— WHAT THE EXERCISE ASKS —
All of the entries below are to be copied without any alteration.

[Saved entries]
☆ ☆ ☆ ☆ ☆ ☆ ☆

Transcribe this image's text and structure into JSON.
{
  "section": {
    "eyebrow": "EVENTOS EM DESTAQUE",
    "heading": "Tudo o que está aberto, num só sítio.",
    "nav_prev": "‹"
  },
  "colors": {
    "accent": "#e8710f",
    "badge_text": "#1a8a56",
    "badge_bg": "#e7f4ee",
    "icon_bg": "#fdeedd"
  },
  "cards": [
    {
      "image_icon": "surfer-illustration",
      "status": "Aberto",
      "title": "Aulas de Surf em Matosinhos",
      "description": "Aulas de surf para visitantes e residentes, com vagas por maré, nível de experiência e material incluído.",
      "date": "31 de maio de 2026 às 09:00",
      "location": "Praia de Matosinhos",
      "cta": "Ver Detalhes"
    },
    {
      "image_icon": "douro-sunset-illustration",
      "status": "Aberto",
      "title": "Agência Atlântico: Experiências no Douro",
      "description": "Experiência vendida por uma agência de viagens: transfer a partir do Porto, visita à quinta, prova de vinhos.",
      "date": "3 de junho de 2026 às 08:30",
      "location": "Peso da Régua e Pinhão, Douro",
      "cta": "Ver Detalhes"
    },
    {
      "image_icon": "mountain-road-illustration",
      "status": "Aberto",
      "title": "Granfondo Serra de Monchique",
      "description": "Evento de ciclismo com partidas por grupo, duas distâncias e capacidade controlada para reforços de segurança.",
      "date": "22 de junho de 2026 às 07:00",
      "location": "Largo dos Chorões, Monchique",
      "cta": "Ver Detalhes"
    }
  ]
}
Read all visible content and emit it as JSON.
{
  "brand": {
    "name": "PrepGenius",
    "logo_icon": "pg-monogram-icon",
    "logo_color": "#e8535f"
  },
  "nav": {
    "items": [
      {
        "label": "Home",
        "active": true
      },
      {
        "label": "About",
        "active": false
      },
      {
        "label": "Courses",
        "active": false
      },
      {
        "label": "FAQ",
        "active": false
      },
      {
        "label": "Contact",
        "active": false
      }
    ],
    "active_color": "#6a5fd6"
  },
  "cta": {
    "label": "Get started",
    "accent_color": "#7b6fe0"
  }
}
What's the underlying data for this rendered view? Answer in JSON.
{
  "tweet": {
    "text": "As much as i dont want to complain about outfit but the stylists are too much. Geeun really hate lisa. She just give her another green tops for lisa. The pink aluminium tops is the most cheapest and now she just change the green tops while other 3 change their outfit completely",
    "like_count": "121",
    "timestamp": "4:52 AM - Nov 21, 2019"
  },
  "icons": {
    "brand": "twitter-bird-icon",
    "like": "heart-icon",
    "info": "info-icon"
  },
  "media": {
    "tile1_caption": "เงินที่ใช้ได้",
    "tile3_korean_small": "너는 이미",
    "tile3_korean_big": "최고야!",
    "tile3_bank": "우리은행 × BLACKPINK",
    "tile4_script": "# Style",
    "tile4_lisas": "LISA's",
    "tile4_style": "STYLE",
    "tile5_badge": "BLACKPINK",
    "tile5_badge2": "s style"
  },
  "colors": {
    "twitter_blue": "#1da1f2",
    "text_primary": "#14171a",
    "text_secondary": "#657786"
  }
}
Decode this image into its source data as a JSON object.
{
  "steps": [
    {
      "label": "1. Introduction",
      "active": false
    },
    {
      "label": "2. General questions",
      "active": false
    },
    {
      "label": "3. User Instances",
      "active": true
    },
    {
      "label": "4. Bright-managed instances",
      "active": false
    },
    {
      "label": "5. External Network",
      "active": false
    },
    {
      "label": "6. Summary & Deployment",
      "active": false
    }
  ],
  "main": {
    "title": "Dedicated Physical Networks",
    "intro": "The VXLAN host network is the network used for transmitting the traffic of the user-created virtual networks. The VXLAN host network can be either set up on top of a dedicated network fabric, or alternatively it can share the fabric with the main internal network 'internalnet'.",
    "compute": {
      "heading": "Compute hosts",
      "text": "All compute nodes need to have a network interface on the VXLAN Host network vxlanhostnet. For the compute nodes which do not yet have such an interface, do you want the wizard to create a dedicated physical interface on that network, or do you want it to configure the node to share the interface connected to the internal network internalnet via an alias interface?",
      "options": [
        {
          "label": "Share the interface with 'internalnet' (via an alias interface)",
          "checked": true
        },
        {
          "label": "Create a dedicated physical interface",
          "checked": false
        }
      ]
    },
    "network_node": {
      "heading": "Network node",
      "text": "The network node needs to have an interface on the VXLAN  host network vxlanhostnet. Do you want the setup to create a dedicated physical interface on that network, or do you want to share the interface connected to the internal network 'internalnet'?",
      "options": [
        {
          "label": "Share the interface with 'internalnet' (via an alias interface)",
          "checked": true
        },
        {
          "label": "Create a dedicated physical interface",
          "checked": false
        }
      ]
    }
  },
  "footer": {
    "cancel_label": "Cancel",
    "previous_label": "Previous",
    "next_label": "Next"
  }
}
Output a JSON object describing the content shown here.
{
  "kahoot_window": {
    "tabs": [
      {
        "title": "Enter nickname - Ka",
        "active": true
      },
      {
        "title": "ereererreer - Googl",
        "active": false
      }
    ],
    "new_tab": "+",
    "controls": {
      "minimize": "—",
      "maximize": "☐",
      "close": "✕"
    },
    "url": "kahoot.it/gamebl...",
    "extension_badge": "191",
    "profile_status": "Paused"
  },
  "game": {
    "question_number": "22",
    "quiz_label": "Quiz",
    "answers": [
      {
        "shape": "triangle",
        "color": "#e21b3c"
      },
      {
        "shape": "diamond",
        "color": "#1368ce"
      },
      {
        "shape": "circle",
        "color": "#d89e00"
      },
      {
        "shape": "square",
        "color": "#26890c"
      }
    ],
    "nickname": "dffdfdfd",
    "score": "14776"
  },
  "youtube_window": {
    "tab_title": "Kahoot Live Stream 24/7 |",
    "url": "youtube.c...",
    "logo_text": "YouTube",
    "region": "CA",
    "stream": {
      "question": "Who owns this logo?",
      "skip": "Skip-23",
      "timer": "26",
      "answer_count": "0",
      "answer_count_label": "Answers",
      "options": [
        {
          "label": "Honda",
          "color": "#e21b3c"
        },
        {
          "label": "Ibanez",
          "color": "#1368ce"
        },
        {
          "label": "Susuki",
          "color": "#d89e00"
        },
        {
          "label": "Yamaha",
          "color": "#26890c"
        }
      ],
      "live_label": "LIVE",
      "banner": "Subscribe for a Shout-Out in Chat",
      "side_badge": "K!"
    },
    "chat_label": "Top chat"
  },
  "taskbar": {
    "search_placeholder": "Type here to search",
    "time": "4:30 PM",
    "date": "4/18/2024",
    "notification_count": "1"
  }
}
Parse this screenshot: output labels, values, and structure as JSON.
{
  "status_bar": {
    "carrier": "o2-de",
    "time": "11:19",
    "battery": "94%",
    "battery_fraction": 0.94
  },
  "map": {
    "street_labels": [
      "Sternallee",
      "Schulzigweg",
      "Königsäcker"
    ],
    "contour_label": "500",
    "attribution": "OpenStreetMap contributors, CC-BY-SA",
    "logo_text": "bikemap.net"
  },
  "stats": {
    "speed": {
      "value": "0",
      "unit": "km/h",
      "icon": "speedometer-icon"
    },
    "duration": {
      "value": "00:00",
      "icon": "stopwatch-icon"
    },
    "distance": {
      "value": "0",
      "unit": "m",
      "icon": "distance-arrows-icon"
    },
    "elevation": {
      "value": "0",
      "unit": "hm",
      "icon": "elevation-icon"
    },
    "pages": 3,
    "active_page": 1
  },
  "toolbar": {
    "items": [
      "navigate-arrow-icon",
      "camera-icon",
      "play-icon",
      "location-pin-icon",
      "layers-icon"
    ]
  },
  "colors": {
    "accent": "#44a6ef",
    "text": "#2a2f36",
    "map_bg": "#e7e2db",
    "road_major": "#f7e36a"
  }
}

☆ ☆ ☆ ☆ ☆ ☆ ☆

— EXERCISE OUTPUT —
Transcribe this image's text and structure into JSON.
{
  "section": {
    "eyebrow": "EVENTOS EM DESTAQUE",
    "heading": "Tudo o que está aberto, num só sítio.",
    "nav_prev": "‹"
  },
  "colors": {
    "accent": "#e8710f",
    "badge_text": "#1a8a56",
    "badge_bg": "#e7f4ee",
    "icon_bg": "#fdeedd"
  },
  "cards": [
    {
      "image_icon": "surfer-illustration",
      "status": "Aberto",
      "title": "Aulas de Surf em Matosinhos",
      "description": "Aulas de surf para visitantes e residentes, com vagas por maré, nível de experiência e material incluído.",
      "date": "31 de maio de 2026 às 09:00",
      "location": "Praia de Matosinhos",
      "cta": "Ver Detalhes"
    },
    {
      "image_icon": "douro-sunset-illustration",
      "status": "Aberto",
      "title": "Agência Atlântico: Experiências no Douro",
      "description": "Experiência vendida por uma agência de viagens: transfer a partir do Porto, visita à quinta, prova de vinhos.",
      "date": "3 de junho de 2026 às 08:30",
      "location": "Peso da Régua e Pinhão, Douro",
      "cta": "Ver Detalhes"
    },
    {
      "image_icon": "mountain-road-illustration",
      "status": "Aberto",
      "title": "Granfondo Serra de Monchique",
      "description": "Evento de ciclismo com partidas por grupo, duas distâncias e capacidade controlada para reforços de segurança.",
      "date": "22 de junho de 2026 às 07:00",
      "location": "Largo dos Chorões, Monchique",
      "cta": "Ver Detalhes"
    }
  ]
}
Read all visible content and emit it as JSON.
{
  "brand": {
    "name": "PrepGenius",
    "logo_icon": "pg-monogram-icon",
    "logo_color": "#e8535f"
  },
  "nav": {
    "items": [
      {
        "label": "Home",
        "active": true
      },
      {
        "label": "About",
        "active": false
      },
      {
        "label": "Courses",
        "active": false
      },
      {
        "label": "FAQ",
        "active": false
      },
      {
        "label": "Contact",
        "active": false
      }
    ],
    "active_color": "#6a5fd6"
  },
  "cta": {
    "label": "Get started",
    "accent_color": "#7b6fe0"
  }
}
What's the underlying data for this rendered view? Answer in JSON.
{
  "tweet": {
    "text": "As much as i dont want to complain about outfit but the stylists are too much. Geeun really hate lisa. She just give her another green tops for lisa. The pink aluminium tops is the most cheapest and now she just change the green tops while other 3 change their outfit completely",
    "like_count": "121",
    "timestamp": "4:52 AM - Nov 21, 2019"
  },
  "icons": {
    "brand": "twitter-bird-icon",
    "like": "heart-icon",
    "info": "info-icon"
  },
  "media": {
    "tile1_caption": "เงินที่ใช้ได้",
    "tile3_korean_small": "너는 이미",
    "tile3_korean_big": "최고야!",
    "tile3_bank": "우리은행 × BLACKPINK",
    "tile4_script": "# Style",
    "tile4_lisas": "LISA's",
    "tile4_style": "STYLE",
    "tile5_badge": "BLACKPINK",
    "tile5_badge2": "s style"
  },
  "colors": {
    "twitter_blue": "#1da1f2",
    "text_primary": "#14171a",
    "text_secondary": "#657786"
  }
}
Decode this image into its source data as a JSON object.
{
  "steps": [
    {
      "label": "1. Introduction",
      "active": false
    },
    {
      "label": "2. General questions",
      "active": false
    },
    {
      "label": "3. User Instances",
      "active": true
    },
    {
      "label": "4. Bright-managed instances",
      "active": false
    },
    {
      "label": "5. External Network",
      "active": false
    },
    {
      "label": "6. Summary & Deployment",
      "active": false
    }
  ],
  "main": {
    "title": "Dedicated Physical Networks",
    "intro": "The VXLAN host network is the network used for transmitting the traffic of the user-created virtual networks. The VXLAN host network can be either set up on top of a dedicated network fabric, or alternatively it can share the fabric with the main internal network 'internalnet'.",
    "compute": {
      "heading": "Compute hosts",
      "text": "All compute nodes need to have a network interface on the VXLAN Host network vxlanhostnet. For the compute nodes which do not yet have such an interface, do you want the wizard to create a dedicated physical interface on that network, or do you want it to configure the node to share the interface connected to the internal network internalnet via an alias interface?",
      "options": [
        {
          "label": "Share the interface with 'internalnet' (via an alias interface)",
          "checked": true
        },
        {
          "label": "Create a dedicated physical interface",
          "checked": false
        }
      ]
    },
    "network_node": {
      "heading": "Network node",
      "text": "The network node needs to have an interface on the VXLAN  host network vxlanhostnet. Do you want the setup to create a dedicated physical interface on that network, or do you want to share the interface connected to the internal network 'internalnet'?",
      "options": [
        {
          "label": "Share the interface with 'internalnet' (via an alias interface)",
          "checked": true
        },
        {
          "label": "Create a dedicated physical interface",
          "checked": false
        }
      ]
    }
  },
  "footer": {
    "cancel_label": "Cancel",
    "previous_label": "Previous",
    "next_label": "Next"
  }
}
Output a JSON object describing the content shown here.
{
  "kahoot_window": {
    "tabs": [
      {
        "title": "Enter nickname - Ka",
        "active": true
      },
      {
        "title": "ereererreer - Googl",
        "active": false
      }
    ],
    "new_tab": "+",
    "controls": {
      "minimize": "—",
      "maximize": "☐",
      "close": "✕"
    },
    "url": "kahoot.it/gamebl...",
    "extension_badge": "191",
    "profile_status": "Paused"
  },
  "game": {
    "question_number": "22",
    "quiz_label": "Quiz",
    "answers": [
      {
        "shape": "triangle",
        "color": "#e21b3c"
      },
      {
        "shape": "diamond",
        "color": "#1368ce"
      },
      {
        "shape": "circle",
        "color": "#d89e00"
      },
      {
        "shape": "square",
        "color": "#26890c"
      }
    ],
    "nickname": "dffdfdfd",
    "score": "14776"
  },
  "youtube_window": {
    "tab_title": "Kahoot Live Stream 24/7 |",
    "url": "youtube.c...",
    "logo_text": "YouTube",
    "region": "CA",
    "stream": {
      "question": "Who owns this logo?",
      "skip": "Skip-23",
      "timer": "26",
      "answer_count": "0",
      "answer_count_label": "Answers",
      "options": [
        {
          "label": "Honda",
          "color": "#e21b3c"
        },
        {
          "label": "Ibanez",
          "color": "#1368ce"
        },
        {
          "label": "Susuki",
          "color": "#d89e00"
        },
        {
          "label": "Yamaha",
          "color": "#26890c"
        }
      ],
      "live_label": "LIVE",
      "banner": "Subscribe for a Shout-Out in Chat",
      "side_badge": "K!"
    },
    "chat_label": "Top chat"
  },
  "taskbar": {
    "search_placeholder": "Type here to search",
    "time": "4:30 PM",
    "date": "4/18/2024",
    "notification_count": "1"
  }
}
Parse this screenshot: output labels, values, and structure as JSON.
{
  "status_bar": {
    "carrier": "o2-de",
    "time": "11:19",
    "battery": "94%",
    "battery_fraction": 0.94
  },
  "map": {
    "street_labels": [
      "Sternallee",
      "Schulzigweg",
      "Königsäcker"
    ],
    "contour_label": "500",
    "attribution": "OpenStreetMap contributors, CC-BY-SA",
    "logo_text": "bikemap.net"
  },
  "stats": {
    "speed": {
      "value": "0",
      "unit": "km/h",
      "icon": "speedometer-icon"
    },
    "duration": {
      "value": "00:00",
      "icon": "stopwatch-icon"
    },
    "distance": {
      "value": "0",
      "unit": "m",
      "icon": "distance-arrows-icon"
    },
    "elevation": {
      "value": "0",
      "unit": "hm",
      "icon": "elevation-icon"
    },
    "pages": 3,
    "active_page": 1
  },
  "toolbar": {
    "items": [
      "navigate-arrow-icon",
      "camera-icon",
      "play-icon",
      "location-pin-icon",
      "layers-icon"
    ]
  },
  "colors": {
    "accent": "#44a6ef",
    "text": "#2a2f36",
    "map_bg": "#e7e2db",
    "road_major": "#f7e36a"
  }
}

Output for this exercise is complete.